Who needs solar power when you've got onions?

Forget about composting: A California farm is transforming "onion waste" into electricity


Andrew Leonard
July 18, 2009 12:50AM (UTC)

Who doesn't love an onion power story?

Until today, Gills Onions, a southern Californian farming giant that boasts "the largest fresh onion processing plant in the world," produced about 300,000 pounds of "onion waste" a day.

But no longer. On Friday the company unveiled a clever scheme to convert onion byproducts into electricity.

Advertisement:

From CNET's Martin Lamonica:

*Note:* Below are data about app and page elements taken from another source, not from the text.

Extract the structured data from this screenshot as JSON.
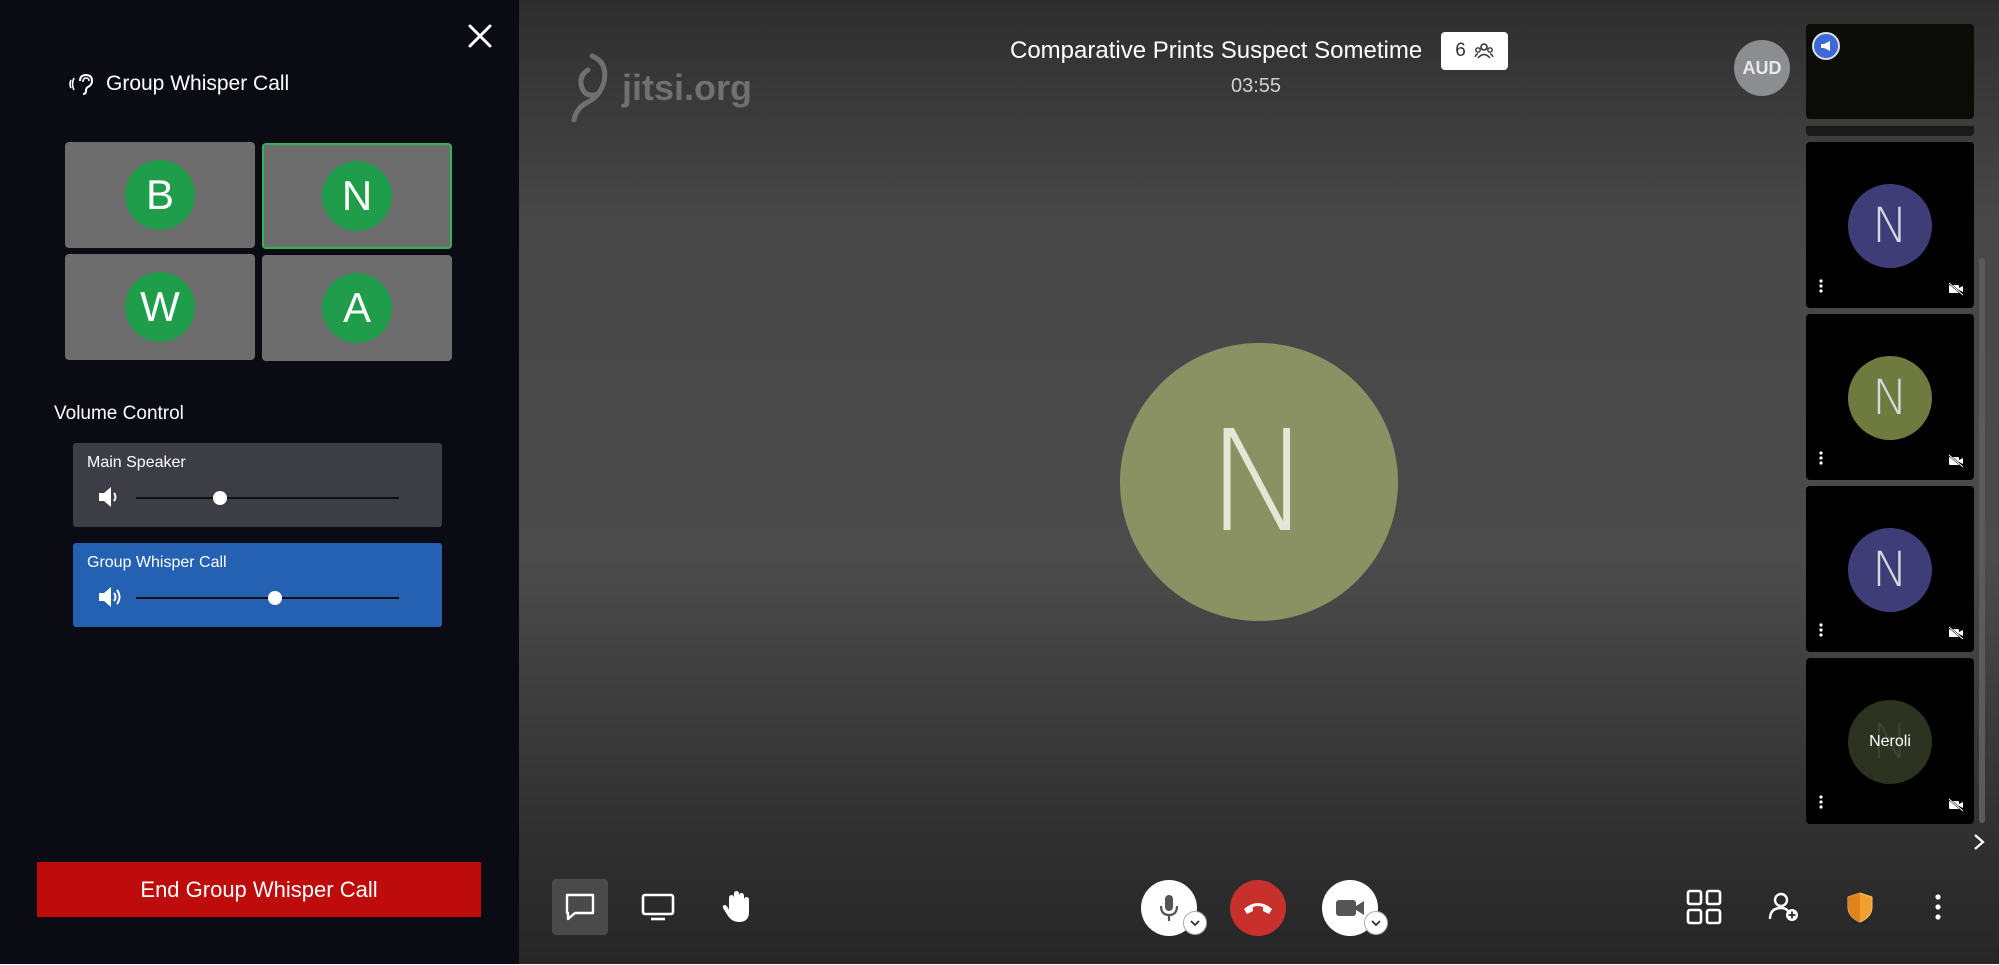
{
  "whisper_panel": {
    "title": "Group Whisper Call",
    "participants": [
      {
        "initial": "B",
        "active": false
      },
      {
        "initial": "N",
        "active": true
      },
      {
        "initial": "W",
        "active": false
      },
      {
        "initial": "A",
        "active": false
      }
    ],
    "volume_heading": "Volume Control",
    "volumes": [
      {
        "label": "Main Speaker",
        "level": 0.32
      },
      {
        "label": "Group Whisper Call",
        "level": 0.53
      }
    ],
    "end_button": "End Group Whisper Call"
  },
  "meeting": {
    "watermark": "jitsi.org",
    "title": "Comparative Prints Suspect Sometime",
    "timer": "03:55",
    "participant_count": "6",
    "local_avatar": "AUD",
    "dominant_initial": "N"
  },
  "filmstrip": {
    "thumbnails": [
      {
        "initial": "N",
        "color": "#3f3d77",
        "name": ""
      },
      {
        "initial": "N",
        "color": "#6f7a3e",
        "name": ""
      },
      {
        "initial": "N",
        "color": "#3f3d77",
        "name": ""
      },
      {
        "initial": "N",
        "color": "#2c3320",
        "name": "Neroli"
      }
    ]
  },
  "colors": {
    "accent_green": "#1f9d4a",
    "end_red": "#be0b0b",
    "whisper_blue": "#2461b3"
  }
}
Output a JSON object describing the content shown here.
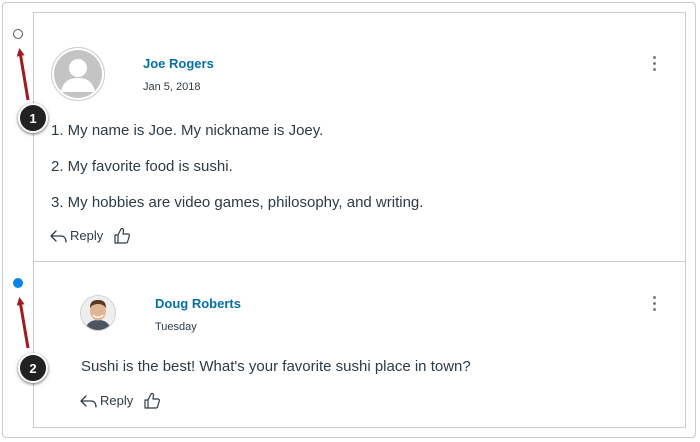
{
  "thread": {
    "entry": {
      "author": "Joe Rogers",
      "date": "Jan 5, 2018",
      "lines": [
        "1. My name is Joe. My nickname is Joey.",
        "2. My favorite food is sushi.",
        "3. My hobbies are video games, philosophy, and writing."
      ],
      "reply_label": "Reply",
      "status": "read"
    },
    "reply": {
      "author": "Doug Roberts",
      "date": "Tuesday",
      "text": "Sushi is the best! What's your favorite sushi place in town?",
      "reply_label": "Reply",
      "status": "unread"
    }
  },
  "callouts": [
    "1",
    "2"
  ],
  "colors": {
    "author_link": "#0770a3",
    "unread_dot": "#0a84e6",
    "arrow": "#9e1c20",
    "border": "#c7cdd1"
  },
  "icons": [
    "options-kebab-icon",
    "reply-arrow-icon",
    "thumbs-up-icon",
    "avatar-placeholder-icon"
  ]
}
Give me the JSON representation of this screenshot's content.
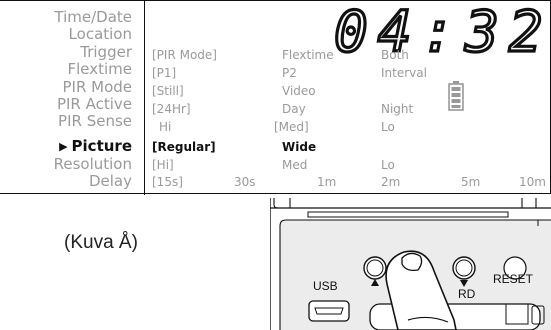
{
  "clock": {
    "time_display": "04:32"
  },
  "menu": {
    "items": [
      {
        "label": "Time/Date"
      },
      {
        "label": "Location"
      },
      {
        "label": "Trigger"
      },
      {
        "label": "Flextime"
      },
      {
        "label": "PIR Mode"
      },
      {
        "label": "PIR Active"
      },
      {
        "label": "PIR Sense"
      },
      {
        "label": "Picture",
        "active": true
      },
      {
        "label": "Resolution"
      },
      {
        "label": "Delay"
      }
    ]
  },
  "options": {
    "trigger": [
      "[PIR Mode]",
      "Flextime",
      "Both"
    ],
    "flextime": [
      "[P1]",
      "P2",
      "Interval"
    ],
    "pir_mode": [
      "[Still]",
      "Video"
    ],
    "pir_active": [
      "[24Hr]",
      "Day",
      "Night"
    ],
    "pir_sense": [
      "Hi",
      "[Med]",
      "Lo"
    ],
    "picture": [
      "[Regular]",
      "Wide"
    ],
    "resolution": [
      "[Hi]",
      "Med",
      "Lo"
    ],
    "delay": [
      "[15s]",
      "30s",
      "1m",
      "2m",
      "5m",
      "10m"
    ]
  },
  "caption": "(Kuva Å)",
  "device": {
    "usb_label": "USB",
    "rd_label": "RD",
    "reset_label": "RESET"
  },
  "icons": {
    "battery": "battery-full-icon",
    "finger": "pointing-finger-icon"
  }
}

One of the main components of the system is an anaerobic digester that converts treated onion plant waste into biogas. That gas is then conditioned and turned into methane, the main component of natural gas. Then the natural gas is fed into a 600-kilowatt fuel cell from Fuel Cell Energy to make electricity.

Gills Onions estimates that the $9.5 million project will have a six-year investment pay back. Among the financial benefits are reducing its electricity bill by $700,000 a year and $400,000 annual savings from handling onion wastes, which used to be spread on their land. The project also received $499,000 from a state waste-to-energy research program

All this would seem to be enough to make a waste-not/want-not enthusiast cry onion-induced tears of joy.

But what I always wonder with these "farm-waste-to-gas" stories is why we would be considering left-over vegetable matter "waste" to begin with. There's no vegetable waste in my kitchen -- it all goes into the compost bin and ends up refreshing my garden. I would presume that a farm as big as Gills could recycle plant waste back into the land, as well.

Whenever we turn plant products into power, we're removing nutrients from the ecosystem -- forever. How sustainable is that, in the long run?


Andrew Leonard

Andrew Leonard is a staff writer at Salon. On Twitter, @koxinga21.

MORE FROM Andrew LeonardFOLLOW koxinga21LIKE Andrew Leonard

Related Topics ------------------------------------------

How The World Works

BROWSE SALON.COM
COMPLETELY AD FREE,
FOR THE NEXT HOUR

Read Now, Pay Later - no upfront
registration for 1-Hour Access

Click Here
7-Day Access and Monthly
Subscriptions also available
No tracking or personal data collection
beyond name and email address

•••





Fearless journalism
in your inbox every day

Sign up for our free newsletter

• • •